Exercise:
Determine how many lines of the material below include "success", and reply with that number alone.
^^^^^^^^^^^^^^^^
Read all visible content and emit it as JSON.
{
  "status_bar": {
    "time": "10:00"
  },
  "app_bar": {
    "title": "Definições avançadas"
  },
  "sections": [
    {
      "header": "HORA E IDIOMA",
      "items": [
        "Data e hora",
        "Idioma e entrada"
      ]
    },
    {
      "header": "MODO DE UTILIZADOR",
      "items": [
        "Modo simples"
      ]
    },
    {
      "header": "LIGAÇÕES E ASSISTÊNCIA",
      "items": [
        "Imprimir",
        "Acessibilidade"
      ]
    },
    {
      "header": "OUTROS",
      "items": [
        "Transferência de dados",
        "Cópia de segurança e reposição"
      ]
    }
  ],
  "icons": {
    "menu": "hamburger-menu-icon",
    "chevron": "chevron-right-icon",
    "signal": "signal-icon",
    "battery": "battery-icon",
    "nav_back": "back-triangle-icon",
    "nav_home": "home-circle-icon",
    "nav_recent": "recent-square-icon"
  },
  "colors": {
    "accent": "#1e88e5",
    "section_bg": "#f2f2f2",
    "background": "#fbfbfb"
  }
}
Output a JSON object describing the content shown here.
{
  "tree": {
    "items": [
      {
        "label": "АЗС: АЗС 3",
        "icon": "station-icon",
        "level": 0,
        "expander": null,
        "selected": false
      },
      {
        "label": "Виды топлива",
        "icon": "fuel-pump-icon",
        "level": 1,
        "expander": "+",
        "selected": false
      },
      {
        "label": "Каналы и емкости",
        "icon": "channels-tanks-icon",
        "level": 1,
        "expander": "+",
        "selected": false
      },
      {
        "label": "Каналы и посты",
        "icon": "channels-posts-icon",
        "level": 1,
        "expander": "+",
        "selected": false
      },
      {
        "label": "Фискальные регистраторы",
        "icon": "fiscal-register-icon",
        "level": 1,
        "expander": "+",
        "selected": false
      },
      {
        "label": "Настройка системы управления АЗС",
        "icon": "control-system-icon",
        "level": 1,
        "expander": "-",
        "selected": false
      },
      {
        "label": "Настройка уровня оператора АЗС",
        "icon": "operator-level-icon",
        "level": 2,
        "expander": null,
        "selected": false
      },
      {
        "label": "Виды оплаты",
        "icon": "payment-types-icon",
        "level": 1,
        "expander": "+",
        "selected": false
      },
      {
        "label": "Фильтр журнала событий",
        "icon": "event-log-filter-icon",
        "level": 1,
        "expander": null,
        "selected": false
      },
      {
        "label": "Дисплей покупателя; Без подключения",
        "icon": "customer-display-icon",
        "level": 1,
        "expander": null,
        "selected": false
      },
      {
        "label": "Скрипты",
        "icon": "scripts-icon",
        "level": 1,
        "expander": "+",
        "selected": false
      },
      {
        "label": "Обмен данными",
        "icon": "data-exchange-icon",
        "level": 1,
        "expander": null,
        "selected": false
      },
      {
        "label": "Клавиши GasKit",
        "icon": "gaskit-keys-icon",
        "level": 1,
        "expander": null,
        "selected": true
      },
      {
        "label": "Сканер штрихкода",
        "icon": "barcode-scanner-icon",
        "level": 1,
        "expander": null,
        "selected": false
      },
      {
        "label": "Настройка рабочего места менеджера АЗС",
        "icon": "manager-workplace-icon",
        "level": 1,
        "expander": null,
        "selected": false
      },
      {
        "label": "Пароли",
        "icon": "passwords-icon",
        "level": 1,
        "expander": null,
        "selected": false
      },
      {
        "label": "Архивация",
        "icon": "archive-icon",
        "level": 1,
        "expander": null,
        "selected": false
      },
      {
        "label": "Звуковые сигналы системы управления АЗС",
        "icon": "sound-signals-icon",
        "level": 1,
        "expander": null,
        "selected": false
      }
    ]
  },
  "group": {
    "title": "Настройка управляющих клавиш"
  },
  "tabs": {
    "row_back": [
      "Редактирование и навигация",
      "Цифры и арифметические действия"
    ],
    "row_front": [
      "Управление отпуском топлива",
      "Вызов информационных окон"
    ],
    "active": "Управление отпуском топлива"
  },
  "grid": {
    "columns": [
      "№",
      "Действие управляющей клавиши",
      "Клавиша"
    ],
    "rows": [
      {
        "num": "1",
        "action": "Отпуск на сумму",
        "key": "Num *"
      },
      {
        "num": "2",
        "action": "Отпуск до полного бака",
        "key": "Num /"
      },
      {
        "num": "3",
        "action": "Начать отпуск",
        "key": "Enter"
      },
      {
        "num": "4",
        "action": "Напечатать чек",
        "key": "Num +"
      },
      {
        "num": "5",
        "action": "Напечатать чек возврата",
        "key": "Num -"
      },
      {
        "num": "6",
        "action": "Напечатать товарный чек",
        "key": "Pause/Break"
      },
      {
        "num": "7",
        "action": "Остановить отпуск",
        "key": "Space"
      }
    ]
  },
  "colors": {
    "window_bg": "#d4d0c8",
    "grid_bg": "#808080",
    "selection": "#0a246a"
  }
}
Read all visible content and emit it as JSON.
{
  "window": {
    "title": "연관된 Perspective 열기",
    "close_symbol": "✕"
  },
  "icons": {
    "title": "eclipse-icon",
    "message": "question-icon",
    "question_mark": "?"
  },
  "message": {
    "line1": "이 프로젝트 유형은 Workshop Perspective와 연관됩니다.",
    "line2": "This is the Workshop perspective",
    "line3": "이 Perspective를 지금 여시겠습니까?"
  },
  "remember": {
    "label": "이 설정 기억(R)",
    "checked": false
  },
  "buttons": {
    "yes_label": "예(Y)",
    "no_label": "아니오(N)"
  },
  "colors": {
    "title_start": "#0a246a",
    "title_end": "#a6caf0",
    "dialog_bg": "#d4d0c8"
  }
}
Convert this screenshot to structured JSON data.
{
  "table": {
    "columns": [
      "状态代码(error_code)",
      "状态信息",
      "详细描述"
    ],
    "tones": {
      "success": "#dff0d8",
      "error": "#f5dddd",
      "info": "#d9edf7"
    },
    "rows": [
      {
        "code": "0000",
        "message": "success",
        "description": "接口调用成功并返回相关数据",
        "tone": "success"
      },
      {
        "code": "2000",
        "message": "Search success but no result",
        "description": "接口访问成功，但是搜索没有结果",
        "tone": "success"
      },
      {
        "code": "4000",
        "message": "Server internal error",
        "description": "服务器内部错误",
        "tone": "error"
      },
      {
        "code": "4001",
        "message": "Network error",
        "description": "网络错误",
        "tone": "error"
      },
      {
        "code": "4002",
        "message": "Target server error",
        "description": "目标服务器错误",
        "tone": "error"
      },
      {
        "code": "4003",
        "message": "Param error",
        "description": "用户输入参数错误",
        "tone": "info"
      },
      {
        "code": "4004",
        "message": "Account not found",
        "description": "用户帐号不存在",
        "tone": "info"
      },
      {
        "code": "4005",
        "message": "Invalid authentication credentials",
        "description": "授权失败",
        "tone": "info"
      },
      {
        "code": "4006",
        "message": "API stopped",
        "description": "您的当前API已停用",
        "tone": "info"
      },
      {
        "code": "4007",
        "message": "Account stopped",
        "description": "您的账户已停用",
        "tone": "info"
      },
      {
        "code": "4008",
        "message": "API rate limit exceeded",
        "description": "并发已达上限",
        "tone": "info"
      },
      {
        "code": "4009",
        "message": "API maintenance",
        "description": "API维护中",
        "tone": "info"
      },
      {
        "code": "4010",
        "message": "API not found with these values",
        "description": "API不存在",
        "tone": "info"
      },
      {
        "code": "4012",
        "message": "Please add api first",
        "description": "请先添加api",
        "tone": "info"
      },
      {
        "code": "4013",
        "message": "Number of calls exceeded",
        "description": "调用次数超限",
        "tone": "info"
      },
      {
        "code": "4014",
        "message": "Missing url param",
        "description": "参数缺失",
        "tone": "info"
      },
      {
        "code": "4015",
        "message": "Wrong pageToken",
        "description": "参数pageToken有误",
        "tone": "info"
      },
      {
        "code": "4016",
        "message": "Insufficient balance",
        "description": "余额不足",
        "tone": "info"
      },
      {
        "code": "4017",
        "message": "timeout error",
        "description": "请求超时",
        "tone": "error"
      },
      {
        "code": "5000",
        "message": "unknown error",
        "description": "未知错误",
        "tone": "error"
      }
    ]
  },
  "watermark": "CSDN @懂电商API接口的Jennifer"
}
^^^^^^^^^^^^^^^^
Your response:
5